thesisposted on 2022-03-29, 01:39 authored by Ropafadzo Kelebuhile Moyo

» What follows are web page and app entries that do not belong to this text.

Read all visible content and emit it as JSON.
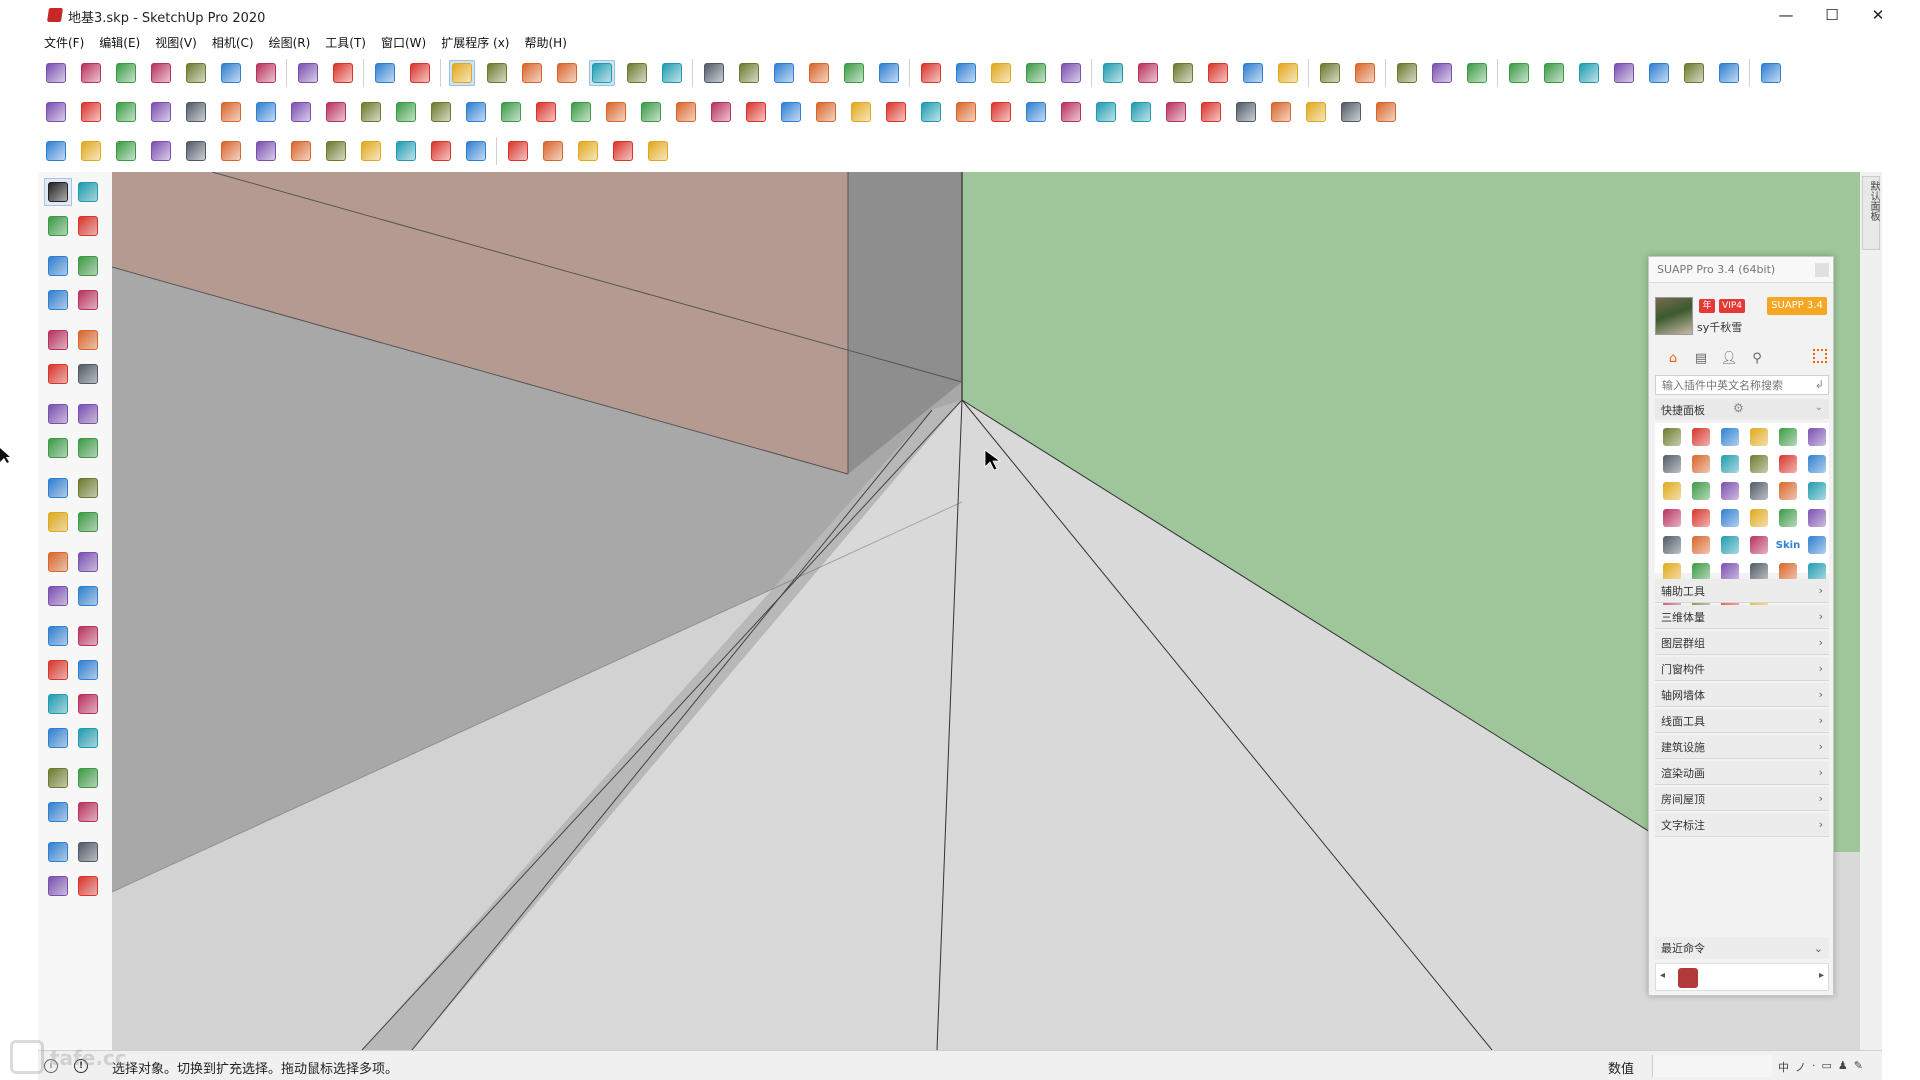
{
  "window": {
    "title": "地基3.skp - SketchUp Pro 2020",
    "minimize_glyph": "—",
    "maximize_glyph": "☐",
    "close_glyph": "✕"
  },
  "menu": [
    {
      "label": "文件(F)"
    },
    {
      "label": "编辑(E)"
    },
    {
      "label": "视图(V)"
    },
    {
      "label": "相机(C)"
    },
    {
      "label": "绘图(R)"
    },
    {
      "label": "工具(T)"
    },
    {
      "label": "窗口(W)"
    },
    {
      "label": "扩展程序 (x)"
    },
    {
      "label": "帮助(H)"
    }
  ],
  "toolbar_row1": [
    "new-icon",
    "open-icon",
    "save-icon",
    "cut-icon",
    "copy-icon",
    "paste-icon",
    "erase-icon",
    "sep",
    "undo-icon",
    "redo-icon",
    "sep",
    "print-icon",
    "model-info-icon",
    "sep",
    "xray-icon",
    "backedges-icon",
    "wireframe-icon",
    "hiddenline-icon",
    "shaded-icon",
    "textured-icon",
    "monochrome-icon",
    "sep",
    "iso-view-icon",
    "top-view-icon",
    "front-view-icon",
    "right-view-icon",
    "back-view-icon",
    "left-view-icon",
    "sep",
    "ruby-icon-1",
    "ruby-icon-2",
    "ruby-icon-3",
    "ruby-icon-4",
    "ruby-icon-5",
    "sep",
    "plugin-icon-1",
    "plugin-icon-2",
    "plugin-icon-3",
    "plugin-icon-4",
    "plugin-icon-5",
    "plugin-icon-6",
    "sep",
    "gear-icon",
    "grid-icon",
    "sep",
    "line-tool-icon",
    "dimension-icon",
    "flip-icon",
    "sep",
    "fill-icon",
    "box-icon",
    "shape-icon",
    "shape-icon-2",
    "pencil-icon",
    "scissors-icon",
    "wrench-icon",
    "sep",
    "corner-icon"
  ],
  "toolbar_row2": [
    "push-icon",
    "plane-icon",
    "plane-icon-2",
    "plane-icon-3",
    "plane-icon-4",
    "plane-icon-5",
    "rotate-icon",
    "rect-red-icon",
    "panel-icon",
    "frame-icon",
    "brick-icon",
    "connector-icon",
    "curve-icon",
    "path-icon",
    "plus-icon",
    "move-icon",
    "cross-icon",
    "cone-icon",
    "cone-icon-2",
    "triangle-icon",
    "arc-icon",
    "spiral-icon",
    "loop-icon",
    "star-icon",
    "box-icon-2",
    "loop-icon-2",
    "tree-icon",
    "paint-icon",
    "cube-icon",
    "cube-icon-2",
    "gem-icon",
    "array-icon",
    "screen-icon",
    "tile-icon",
    "tile-icon-2",
    "tile-icon-3",
    "scale-icon",
    "bezier-icon",
    "node-icon"
  ],
  "toolbar_row3": [
    "curve-a-icon",
    "curve-b-icon",
    "curve-c-icon",
    "curve-d-icon",
    "curve-e-icon",
    "curve-f-icon",
    "rect-icon",
    "spiral-b-icon",
    "arc-b-icon",
    "zigzag-icon",
    "hook-icon",
    "arc-c-icon",
    "arc-d-icon",
    "sep",
    "polyline-icon",
    "polygon-icon",
    "wrench-b-icon",
    "ellipse-icon",
    "sector-icon"
  ],
  "left_tools": [
    {
      "name": "select-icon",
      "active": true
    },
    {
      "name": "component-icon",
      "active": false
    },
    {
      "name": "paint-bucket-icon",
      "active": false
    },
    {
      "name": "eraser-icon",
      "active": false
    },
    {
      "name": "pencil-icon",
      "active": false
    },
    {
      "name": "freehand-icon",
      "active": false
    },
    {
      "name": "rectangle-icon",
      "active": false
    },
    {
      "name": "rotated-rect-icon",
      "active": false
    },
    {
      "name": "circle-icon",
      "active": false
    },
    {
      "name": "polygon-icon",
      "active": false
    },
    {
      "name": "arc-icon",
      "active": false
    },
    {
      "name": "arc-2pt-icon",
      "active": false
    },
    {
      "name": "arc-3pt-icon",
      "active": false
    },
    {
      "name": "pie-icon",
      "active": false
    },
    {
      "name": "move-icon",
      "active": false
    },
    {
      "name": "pushpull-icon",
      "active": false
    },
    {
      "name": "rotate-icon",
      "active": false
    },
    {
      "name": "followme-icon",
      "active": false
    },
    {
      "name": "scale-icon",
      "active": false
    },
    {
      "name": "offset-icon",
      "active": false
    },
    {
      "name": "tape-icon",
      "active": false
    },
    {
      "name": "dimension-icon",
      "active": false
    },
    {
      "name": "protractor-icon",
      "active": false
    },
    {
      "name": "text-icon",
      "active": false
    },
    {
      "name": "axes-icon",
      "active": false
    },
    {
      "name": "3dtext-icon",
      "active": false
    },
    {
      "name": "orbit-icon",
      "active": false
    },
    {
      "name": "pan-icon",
      "active": false
    },
    {
      "name": "zoom-icon",
      "active": false
    },
    {
      "name": "zoom-window-icon",
      "active": false
    },
    {
      "name": "zoom-extents-icon",
      "active": false
    },
    {
      "name": "previous-icon",
      "active": false
    },
    {
      "name": "position-camera-icon",
      "active": false
    },
    {
      "name": "look-around-icon",
      "active": false
    },
    {
      "name": "walk-icon",
      "active": false
    },
    {
      "name": "section-plane-icon",
      "active": false
    },
    {
      "name": "warehouse-icon",
      "active": false
    },
    {
      "name": "extension-warehouse-icon",
      "active": false
    },
    {
      "name": "layout-icon",
      "active": false
    },
    {
      "name": "ruby-gem-icon",
      "active": false
    }
  ],
  "colors": {
    "green_face": "#9ec69a",
    "pink_face": "#b59a92",
    "gray_face": "#c4c4c4",
    "accent_orange": "#f5a623",
    "brand_red": "#c62828"
  },
  "side_tab": {
    "label": "默认面板"
  },
  "suapp": {
    "title": "SUAPP Pro 3.4 (64bit)",
    "badge_a": "年",
    "badge_b": "VIP4",
    "version_badge": "SUAPP 3.4",
    "username": "sy千秋雪",
    "search_placeholder": "输入插件中英文名称搜索",
    "search_enter_glyph": "↲",
    "quick_panel_label": "快捷面板",
    "quick_gear_glyph": "⚙",
    "chevron_down": "⌄",
    "tab_icons": [
      "home-icon",
      "panel-icon",
      "user-icon",
      "search-icon"
    ],
    "plugin_icons": [
      "p01",
      "p02",
      "p03",
      "p04",
      "p05",
      "p06",
      "p07",
      "p08",
      "p09",
      "p10",
      "p11",
      "p12",
      "p13",
      "p14",
      "p15",
      "p16",
      "p17",
      "p18",
      "p19",
      "p20",
      "p21",
      "p22",
      "p23",
      "p24",
      "p25",
      "p26",
      "p27",
      "p28",
      "p29",
      "p30",
      "p31",
      "p32",
      "p33",
      "p34",
      "p35",
      "p36",
      "p37",
      "p38",
      "p39",
      "p40"
    ],
    "plugin_skin_label": "Skin",
    "categories": [
      {
        "label": "辅助工具",
        "arrow": "›"
      },
      {
        "label": "三维体量",
        "arrow": "›"
      },
      {
        "label": "图层群组",
        "arrow": "›"
      },
      {
        "label": "门窗构件",
        "arrow": "›"
      },
      {
        "label": "轴网墙体",
        "arrow": "›"
      },
      {
        "label": "线面工具",
        "arrow": "›"
      },
      {
        "label": "建筑设施",
        "arrow": "›"
      },
      {
        "label": "渲染动画",
        "arrow": "›"
      },
      {
        "label": "房间屋顶",
        "arrow": "›"
      },
      {
        "label": "文字标注",
        "arrow": "›"
      }
    ],
    "recent_label": "最近命令",
    "recent_left": "◂",
    "recent_right": "▸"
  },
  "status": {
    "hint": "选择对象。切换到扩充选择。拖动鼠标选择多项。",
    "measurements_label": "数值",
    "measurements_value": "",
    "tray_items": [
      "中",
      "ノ",
      "·",
      "▭",
      "♟",
      "✎"
    ]
  },
  "watermark_text": "tafe.cc"
}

Over the past two decades, the use of Transfrontier Conservation Areas (TFCAs) as a strategy to preserve Southern Africa’s natural heritage has increased. TFCAs bestride the borders of two or more countries and are jointly managed by the countries involved for conservation purposes. However, TFCAs are critiqued for side-lining certain natural resource users, particularly local communities (Borrini & Jaireth 2007, Ramutsindela 2005, Ramutsindela 2004, Leach et al. 1999). A growing body of research shows that protected areas and conservation strategies cannot protect natural resources in the long term without involving local communities in planning and implementation (Lele et al. 2010). This thesis uses a case study of the Kavango-Zambezi Transfrontier Conservation Area (KAZA-TFCA) to examine power relations that occur at multiple scales in nature conservation. KAZA-TFCA is the world’s largest TFCA, encompassing 5 nation-states in Southern Africa - Angola, Botswana, Namibia, Zambia and Zimbabwe. Guided by qualitative data, this thesis explores the multiple perspectives of different KAZA-TFCA stakeholders – human and non-human. Specifically, the thesis analyses KAZA-TFCA through three scaled lenses. Firstly, it focuses on the creation and implementation of KAZA-TFCA itself as a new regional scale of conservation governance. Secondly, it focuses on the role of the nation-state within KAZA-TFCA through the lens of one of KAZA-TFCA’s key players – Zimbabwe. Finally, it focuses on the north-west sector of Zimbabwe to enable a more nuanced local understanding of how power flows through and shapes human and non-human relationships in KAZA-TFCA. Findings suggest that processes occurring at different scales and involving different stakeholders and non-stakeholders brush up against each other and directly affect what is happening within the TFCA. By examining how different actors from different positions of power and authority engage with conservation processes within KAZA-TFCA, the thesis reveals the contradictory and consonant practices that are shaping conservation and development in KAZA-TFCA. The results illustrate how power and scale interrelate and result in exclusionary conservation practices in transboundary conservation, especially exclusion of local – human and non-human - communities. The thesis contributes to emerging debates on power and participation in nature conservation spheres and opens spaces for rethinking human and non-human relationships.